But Bulgaria is still home to rampant corruption, the same sort that has landed Ukraine so deeply in debt. It is stillrun by a group of oligarchs whose power dates back to the Soviet Union. A few powerful corporations own the media, which has silenced most critical reporting, while more than 20 percent of the population lives below the poverty line.
"It’s not the system that’s broken, it’s the corruption that breaks it,” Bulgarian law student Jordan Tsalov told me, sporting a black-eye police had given him a previous night, during protests against the parliament. "The system is good, we just need people with ethics.”
European Union membership also allows easy migration between member nations, which has led to a steady flow of young people out of Bulgaria. Many take low-paying service jobs in other countries. College-educated Bulgarians flee for advanced sectors in countries like Germany and Sweden. The European Union’s own economic outlook for Bulgaria has been dismal, with out-migration playing a role in declining tax revenues. The stagnant economy has also allowed extremist political parties to return to the political scene, riding a wave of discrimination against Bulgarians of Turkish descent and Syrian refugees.

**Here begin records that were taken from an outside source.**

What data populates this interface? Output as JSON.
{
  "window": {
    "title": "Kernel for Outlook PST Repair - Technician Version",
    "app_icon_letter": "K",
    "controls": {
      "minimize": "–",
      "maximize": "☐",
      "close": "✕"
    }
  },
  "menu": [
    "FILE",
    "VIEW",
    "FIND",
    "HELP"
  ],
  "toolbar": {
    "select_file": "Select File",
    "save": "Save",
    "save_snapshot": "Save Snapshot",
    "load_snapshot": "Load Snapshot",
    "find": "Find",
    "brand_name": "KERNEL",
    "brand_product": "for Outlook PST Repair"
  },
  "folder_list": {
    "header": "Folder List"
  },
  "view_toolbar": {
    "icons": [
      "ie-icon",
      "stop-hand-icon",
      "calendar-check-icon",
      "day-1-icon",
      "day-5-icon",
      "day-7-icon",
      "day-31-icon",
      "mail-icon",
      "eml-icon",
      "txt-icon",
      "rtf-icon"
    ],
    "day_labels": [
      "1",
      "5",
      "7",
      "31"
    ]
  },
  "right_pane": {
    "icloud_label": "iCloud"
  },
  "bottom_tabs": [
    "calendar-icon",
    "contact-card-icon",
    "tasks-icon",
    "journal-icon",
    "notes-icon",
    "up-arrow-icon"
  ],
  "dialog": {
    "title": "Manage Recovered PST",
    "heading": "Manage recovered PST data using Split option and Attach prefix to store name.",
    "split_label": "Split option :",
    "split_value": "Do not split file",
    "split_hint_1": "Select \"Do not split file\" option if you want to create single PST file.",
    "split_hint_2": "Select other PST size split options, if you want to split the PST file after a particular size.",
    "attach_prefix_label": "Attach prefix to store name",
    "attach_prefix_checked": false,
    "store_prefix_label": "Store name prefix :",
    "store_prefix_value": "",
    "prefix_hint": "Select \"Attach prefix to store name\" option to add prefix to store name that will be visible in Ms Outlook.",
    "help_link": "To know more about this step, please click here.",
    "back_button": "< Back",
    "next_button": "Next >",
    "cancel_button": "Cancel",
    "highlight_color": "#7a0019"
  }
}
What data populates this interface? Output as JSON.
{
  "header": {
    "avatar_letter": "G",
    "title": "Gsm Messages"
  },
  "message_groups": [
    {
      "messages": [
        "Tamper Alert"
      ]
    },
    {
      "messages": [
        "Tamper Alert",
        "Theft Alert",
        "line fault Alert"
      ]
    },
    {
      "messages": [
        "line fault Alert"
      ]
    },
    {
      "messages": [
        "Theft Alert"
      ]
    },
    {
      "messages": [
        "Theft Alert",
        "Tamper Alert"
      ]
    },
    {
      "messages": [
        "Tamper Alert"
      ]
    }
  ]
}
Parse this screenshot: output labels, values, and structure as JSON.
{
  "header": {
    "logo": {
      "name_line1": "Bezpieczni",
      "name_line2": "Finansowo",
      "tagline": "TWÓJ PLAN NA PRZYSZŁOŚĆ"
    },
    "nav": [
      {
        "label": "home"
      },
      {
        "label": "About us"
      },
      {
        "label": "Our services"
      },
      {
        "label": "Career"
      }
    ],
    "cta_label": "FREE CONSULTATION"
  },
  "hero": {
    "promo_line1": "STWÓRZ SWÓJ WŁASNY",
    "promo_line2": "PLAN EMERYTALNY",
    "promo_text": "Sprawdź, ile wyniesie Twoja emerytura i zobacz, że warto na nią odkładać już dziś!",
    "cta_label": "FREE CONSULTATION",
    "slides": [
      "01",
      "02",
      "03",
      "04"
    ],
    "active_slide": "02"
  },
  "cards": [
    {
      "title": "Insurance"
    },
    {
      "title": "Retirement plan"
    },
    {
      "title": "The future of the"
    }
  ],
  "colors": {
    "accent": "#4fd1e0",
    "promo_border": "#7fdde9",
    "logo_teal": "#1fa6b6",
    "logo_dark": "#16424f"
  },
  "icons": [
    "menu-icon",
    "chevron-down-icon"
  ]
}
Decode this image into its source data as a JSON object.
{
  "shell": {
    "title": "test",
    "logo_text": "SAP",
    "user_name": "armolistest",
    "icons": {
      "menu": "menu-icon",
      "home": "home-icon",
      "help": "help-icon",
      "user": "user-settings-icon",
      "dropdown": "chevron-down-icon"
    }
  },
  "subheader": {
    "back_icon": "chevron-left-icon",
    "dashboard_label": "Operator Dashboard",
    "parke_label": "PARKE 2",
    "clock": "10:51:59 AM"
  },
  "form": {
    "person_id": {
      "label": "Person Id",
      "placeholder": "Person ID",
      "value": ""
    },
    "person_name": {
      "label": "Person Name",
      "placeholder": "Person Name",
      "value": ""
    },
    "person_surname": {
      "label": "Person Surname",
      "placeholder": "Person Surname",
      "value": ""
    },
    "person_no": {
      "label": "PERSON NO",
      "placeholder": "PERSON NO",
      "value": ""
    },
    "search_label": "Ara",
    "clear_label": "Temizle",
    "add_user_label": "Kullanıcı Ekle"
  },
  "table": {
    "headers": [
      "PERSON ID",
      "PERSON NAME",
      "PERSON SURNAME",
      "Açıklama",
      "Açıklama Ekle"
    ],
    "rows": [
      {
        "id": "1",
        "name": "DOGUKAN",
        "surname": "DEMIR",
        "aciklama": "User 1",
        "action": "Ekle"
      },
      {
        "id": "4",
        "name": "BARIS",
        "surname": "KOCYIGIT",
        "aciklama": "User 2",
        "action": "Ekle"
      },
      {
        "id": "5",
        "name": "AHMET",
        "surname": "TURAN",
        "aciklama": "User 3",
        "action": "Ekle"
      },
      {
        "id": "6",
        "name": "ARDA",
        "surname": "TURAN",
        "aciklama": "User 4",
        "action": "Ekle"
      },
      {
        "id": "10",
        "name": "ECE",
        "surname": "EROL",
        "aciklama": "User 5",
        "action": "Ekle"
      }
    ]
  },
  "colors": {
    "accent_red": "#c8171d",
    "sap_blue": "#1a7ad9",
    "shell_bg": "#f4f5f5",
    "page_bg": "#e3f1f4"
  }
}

As Bulgaria demonstrates, agreements with the European Union don’t always work in your favor. While Western Europe continues a slow recovery from the fiscal crisis, Eastern Europe is again plunging into poverty, caught between a German-dominated European Union and Russia. While looking for a way out of their own debt, the "in-between” countries are being forced to choose sides, neither of which offer a fair deal that will help the prospects of the average Eastern European.